*ABOUT THIS TASK*
Without skipping or changing anything, print all the entries.

Dataset rows describing interfaces:

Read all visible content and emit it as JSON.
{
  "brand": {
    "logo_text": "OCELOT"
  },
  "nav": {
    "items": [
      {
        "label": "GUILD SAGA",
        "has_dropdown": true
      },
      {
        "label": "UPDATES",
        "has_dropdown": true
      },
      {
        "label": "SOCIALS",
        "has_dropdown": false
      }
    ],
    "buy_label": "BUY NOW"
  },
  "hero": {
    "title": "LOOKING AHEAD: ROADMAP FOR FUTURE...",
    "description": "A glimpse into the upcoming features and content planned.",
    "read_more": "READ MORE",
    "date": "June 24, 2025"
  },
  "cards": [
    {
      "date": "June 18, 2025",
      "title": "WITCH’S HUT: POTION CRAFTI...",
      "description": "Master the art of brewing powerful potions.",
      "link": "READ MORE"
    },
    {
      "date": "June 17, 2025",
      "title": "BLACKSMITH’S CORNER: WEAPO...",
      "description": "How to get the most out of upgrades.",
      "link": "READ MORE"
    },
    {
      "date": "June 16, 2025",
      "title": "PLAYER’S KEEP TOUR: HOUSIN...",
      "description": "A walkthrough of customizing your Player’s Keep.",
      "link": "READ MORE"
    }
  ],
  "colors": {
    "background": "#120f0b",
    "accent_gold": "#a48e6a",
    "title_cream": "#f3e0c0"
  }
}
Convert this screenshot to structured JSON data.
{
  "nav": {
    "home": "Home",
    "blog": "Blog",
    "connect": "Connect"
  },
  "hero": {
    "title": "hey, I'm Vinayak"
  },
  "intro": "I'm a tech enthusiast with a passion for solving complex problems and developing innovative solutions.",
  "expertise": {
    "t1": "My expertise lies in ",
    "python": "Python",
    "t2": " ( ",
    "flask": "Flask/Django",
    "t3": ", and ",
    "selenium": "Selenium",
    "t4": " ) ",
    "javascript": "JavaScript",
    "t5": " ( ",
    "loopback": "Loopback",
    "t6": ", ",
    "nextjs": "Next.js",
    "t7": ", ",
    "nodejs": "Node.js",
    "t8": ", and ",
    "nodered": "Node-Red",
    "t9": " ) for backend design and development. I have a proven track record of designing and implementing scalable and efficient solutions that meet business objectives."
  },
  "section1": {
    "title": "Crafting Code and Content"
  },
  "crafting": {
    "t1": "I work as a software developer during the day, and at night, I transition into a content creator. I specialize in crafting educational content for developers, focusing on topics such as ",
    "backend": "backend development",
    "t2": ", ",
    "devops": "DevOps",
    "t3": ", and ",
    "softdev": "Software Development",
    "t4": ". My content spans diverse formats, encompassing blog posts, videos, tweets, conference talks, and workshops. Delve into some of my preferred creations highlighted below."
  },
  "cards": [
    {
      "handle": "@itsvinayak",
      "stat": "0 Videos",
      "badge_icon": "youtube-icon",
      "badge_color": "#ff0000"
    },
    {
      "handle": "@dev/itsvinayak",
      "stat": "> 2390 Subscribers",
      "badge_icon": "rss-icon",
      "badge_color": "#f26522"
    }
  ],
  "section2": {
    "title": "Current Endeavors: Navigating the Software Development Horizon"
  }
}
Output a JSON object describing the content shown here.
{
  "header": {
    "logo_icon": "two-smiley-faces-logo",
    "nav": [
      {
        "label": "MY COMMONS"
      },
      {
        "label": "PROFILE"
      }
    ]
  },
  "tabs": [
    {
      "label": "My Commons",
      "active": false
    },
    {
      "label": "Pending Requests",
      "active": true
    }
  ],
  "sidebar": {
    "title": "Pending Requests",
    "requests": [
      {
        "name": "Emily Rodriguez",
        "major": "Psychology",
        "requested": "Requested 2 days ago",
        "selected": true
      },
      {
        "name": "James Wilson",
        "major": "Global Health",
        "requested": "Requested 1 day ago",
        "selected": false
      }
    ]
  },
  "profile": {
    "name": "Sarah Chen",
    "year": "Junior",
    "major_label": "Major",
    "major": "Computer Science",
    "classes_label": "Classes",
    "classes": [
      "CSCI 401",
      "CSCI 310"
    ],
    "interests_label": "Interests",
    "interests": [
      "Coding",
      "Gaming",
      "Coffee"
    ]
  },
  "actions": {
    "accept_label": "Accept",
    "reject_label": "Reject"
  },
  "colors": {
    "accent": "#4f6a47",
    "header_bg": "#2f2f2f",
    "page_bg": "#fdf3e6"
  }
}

*WRITTEN SOLUTION*
Read all visible content and emit it as JSON.
{
  "brand": {
    "logo_text": "OCELOT"
  },
  "nav": {
    "items": [
      {
        "label": "GUILD SAGA",
        "has_dropdown": true
      },
      {
        "label": "UPDATES",
        "has_dropdown": true
      },
      {
        "label": "SOCIALS",
        "has_dropdown": false
      }
    ],
    "buy_label": "BUY NOW"
  },
  "hero": {
    "title": "LOOKING AHEAD: ROADMAP FOR FUTURE...",
    "description": "A glimpse into the upcoming features and content planned.",
    "read_more": "READ MORE",
    "date": "June 24, 2025"
  },
  "cards": [
    {
      "date": "June 18, 2025",
      "title": "WITCH’S HUT: POTION CRAFTI...",
      "description": "Master the art of brewing powerful potions.",
      "link": "READ MORE"
    },
    {
      "date": "June 17, 2025",
      "title": "BLACKSMITH’S CORNER: WEAPO...",
      "description": "How to get the most out of upgrades.",
      "link": "READ MORE"
    },
    {
      "date": "June 16, 2025",
      "title": "PLAYER’S KEEP TOUR: HOUSIN...",
      "description": "A walkthrough of customizing your Player’s Keep.",
      "link": "READ MORE"
    }
  ],
  "colors": {
    "background": "#120f0b",
    "accent_gold": "#a48e6a",
    "title_cream": "#f3e0c0"
  }
}
Convert this screenshot to structured JSON data.
{
  "nav": {
    "home": "Home",
    "blog": "Blog",
    "connect": "Connect"
  },
  "hero": {
    "title": "hey, I'm Vinayak"
  },
  "intro": "I'm a tech enthusiast with a passion for solving complex problems and developing innovative solutions.",
  "expertise": {
    "t1": "My expertise lies in ",
    "python": "Python",
    "t2": " ( ",
    "flask": "Flask/Django",
    "t3": ", and ",
    "selenium": "Selenium",
    "t4": " ) ",
    "javascript": "JavaScript",
    "t5": " ( ",
    "loopback": "Loopback",
    "t6": ", ",
    "nextjs": "Next.js",
    "t7": ", ",
    "nodejs": "Node.js",
    "t8": ", and ",
    "nodered": "Node-Red",
    "t9": " ) for backend design and development. I have a proven track record of designing and implementing scalable and efficient solutions that meet business objectives."
  },
  "section1": {
    "title": "Crafting Code and Content"
  },
  "crafting": {
    "t1": "I work as a software developer during the day, and at night, I transition into a content creator. I specialize in crafting educational content for developers, focusing on topics such as ",
    "backend": "backend development",
    "t2": ", ",
    "devops": "DevOps",
    "t3": ", and ",
    "softdev": "Software Development",
    "t4": ". My content spans diverse formats, encompassing blog posts, videos, tweets, conference talks, and workshops. Delve into some of my preferred creations highlighted below."
  },
  "cards": [
    {
      "handle": "@itsvinayak",
      "stat": "0 Videos",
      "badge_icon": "youtube-icon",
      "badge_color": "#ff0000"
    },
    {
      "handle": "@dev/itsvinayak",
      "stat": "> 2390 Subscribers",
      "badge_icon": "rss-icon",
      "badge_color": "#f26522"
    }
  ],
  "section2": {
    "title": "Current Endeavors: Navigating the Software Development Horizon"
  }
}
Output a JSON object describing the content shown here.
{
  "header": {
    "logo_icon": "two-smiley-faces-logo",
    "nav": [
      {
        "label": "MY COMMONS"
      },
      {
        "label": "PROFILE"
      }
    ]
  },
  "tabs": [
    {
      "label": "My Commons",
      "active": false
    },
    {
      "label": "Pending Requests",
      "active": true
    }
  ],
  "sidebar": {
    "title": "Pending Requests",
    "requests": [
      {
        "name": "Emily Rodriguez",
        "major": "Psychology",
        "requested": "Requested 2 days ago",
        "selected": true
      },
      {
        "name": "James Wilson",
        "major": "Global Health",
        "requested": "Requested 1 day ago",
        "selected": false
      }
    ]
  },
  "profile": {
    "name": "Sarah Chen",
    "year": "Junior",
    "major_label": "Major",
    "major": "Computer Science",
    "classes_label": "Classes",
    "classes": [
      "CSCI 401",
      "CSCI 310"
    ],
    "interests_label": "Interests",
    "interests": [
      "Coding",
      "Gaming",
      "Coffee"
    ]
  },
  "actions": {
    "accept_label": "Accept",
    "reject_label": "Reject"
  },
  "colors": {
    "accent": "#4f6a47",
    "header_bg": "#2f2f2f",
    "page_bg": "#fdf3e6"
  }
}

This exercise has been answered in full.